BCS is a registered charity: No 292786
29 - 30 October 2009, London, UK
The next generation of interactive technologies will be dominated by touch, gesture and other forms of movement. Collectively we refer to these as expressive interactions.
Tracking technologies are increasingly able to locate and follow people as they move through, or gesture in 3D space. Multi-touch surfaces and proximity sensing are set to be commonplace in business and leisure environments. New forms of 2D gestural interactions are emerging in different cultural settings. The next generation pico projectors promise to turn any surface into a re-configurable interactive device. Mobile devices enable expressive interactions with public displays changing the language and nature of interaction, particularly outside Europe and the USA.

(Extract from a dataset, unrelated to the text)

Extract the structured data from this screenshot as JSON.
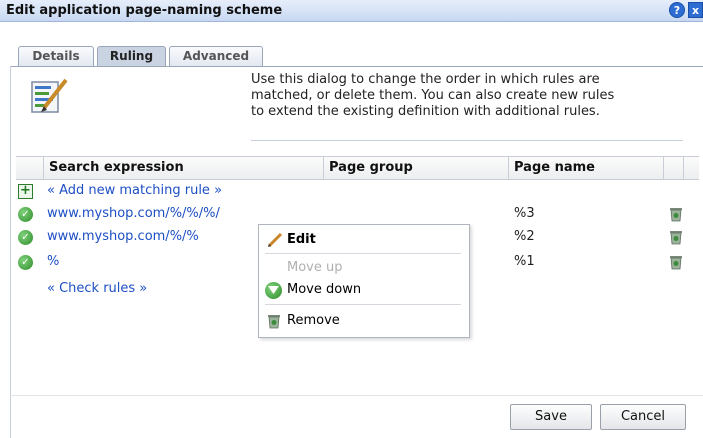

The opportunities presented by these developments go far beyond iPhone apps, Wii games and photo applications on multi-touch tables. Large numbers of people who have previously been excluded from the digital economy have the potential to be empowered. The tyranny of the western keyboard and rectangular screen can be replaced by new forms of interaction that are much more intuitive and expressive. This in turn will democratize access to a wide range of new services, cutting across language, literacy and other barriers.

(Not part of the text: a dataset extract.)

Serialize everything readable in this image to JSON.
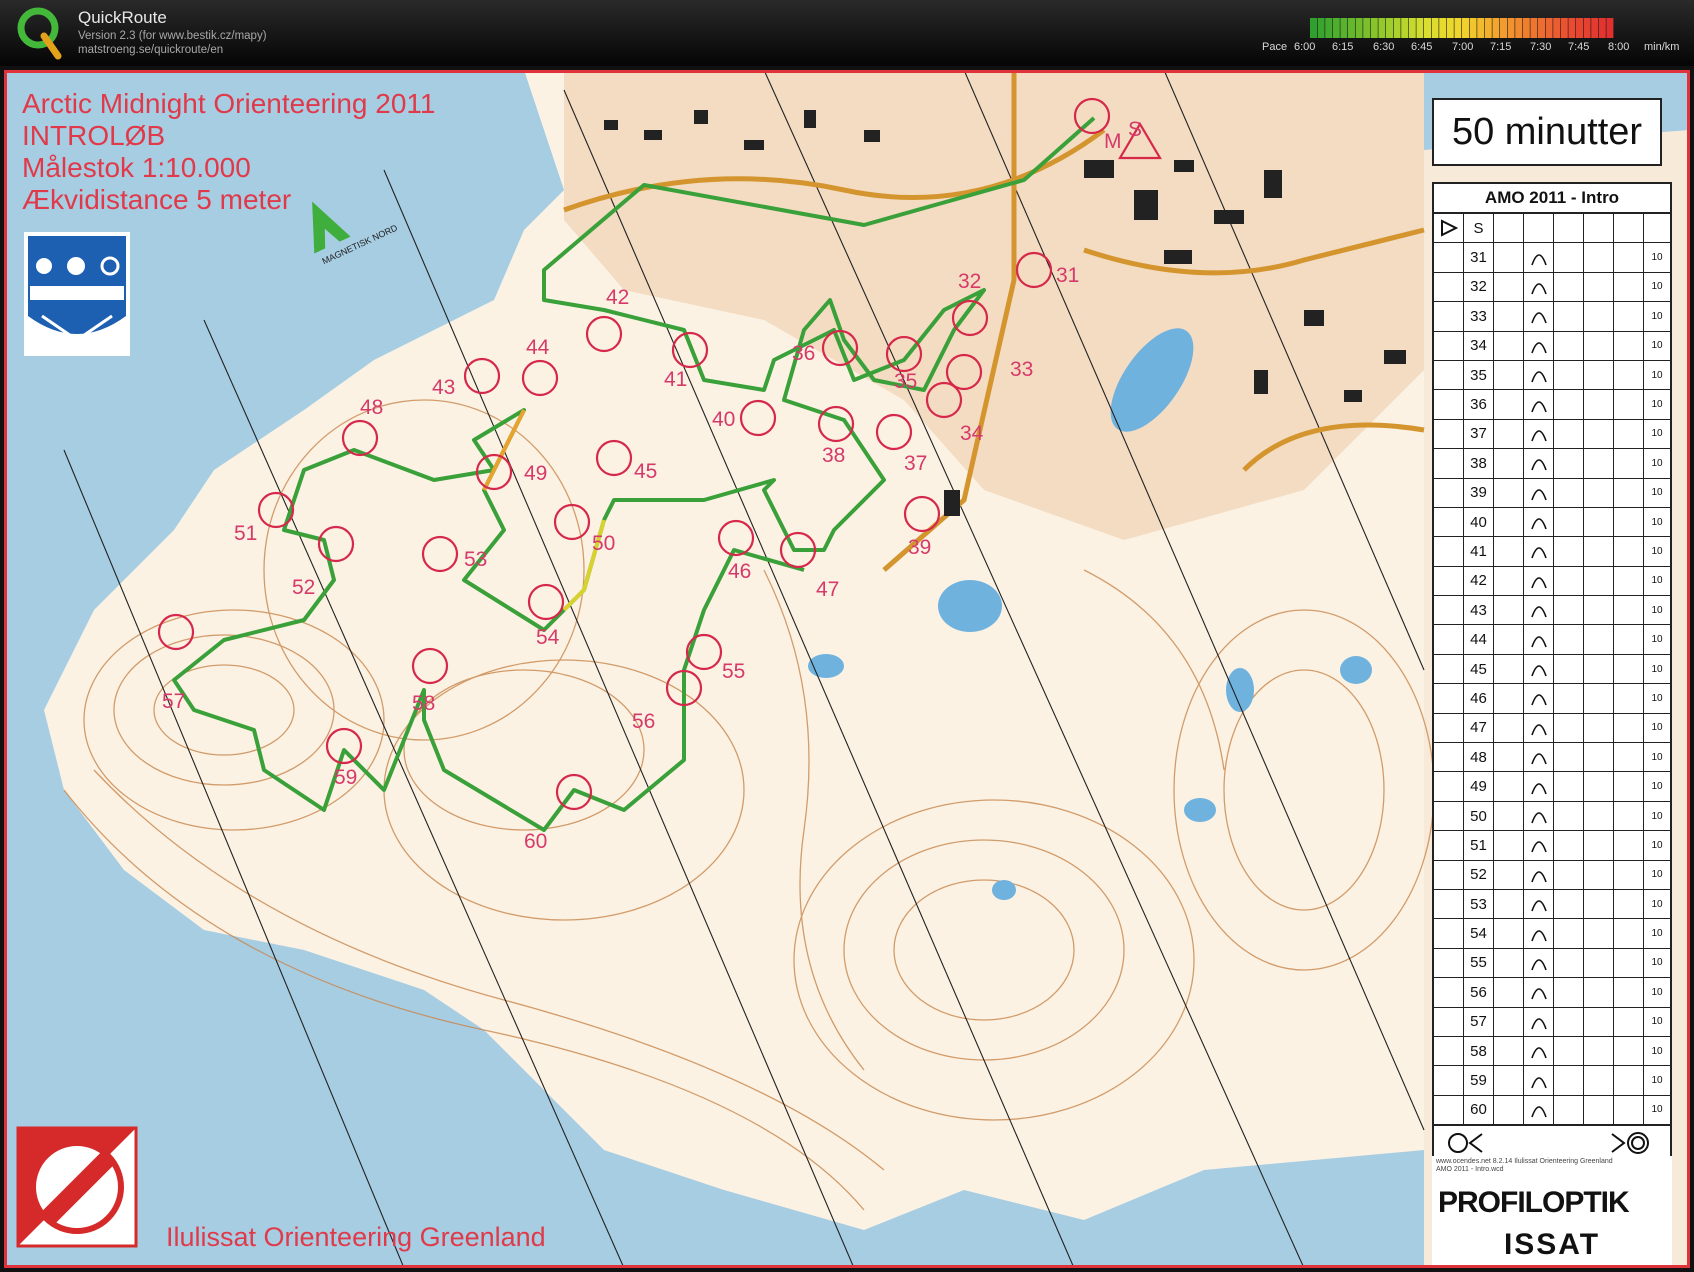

The technology drivers for this change come at an opportune moment for the world as it grapples with the sustainability agenda and enabling inclusivity. Interaction design must address the social, cultural, economic and environmental impact that it is having and develop methods to ensure sustainable designs. Technologies providing ubiquitous mobile access and intuitive interactions can be harnessed to enable a more inclusive approach, empowering people who are economically, educationally or physically challenged. Thus the digital economy can be opened up to a wider world.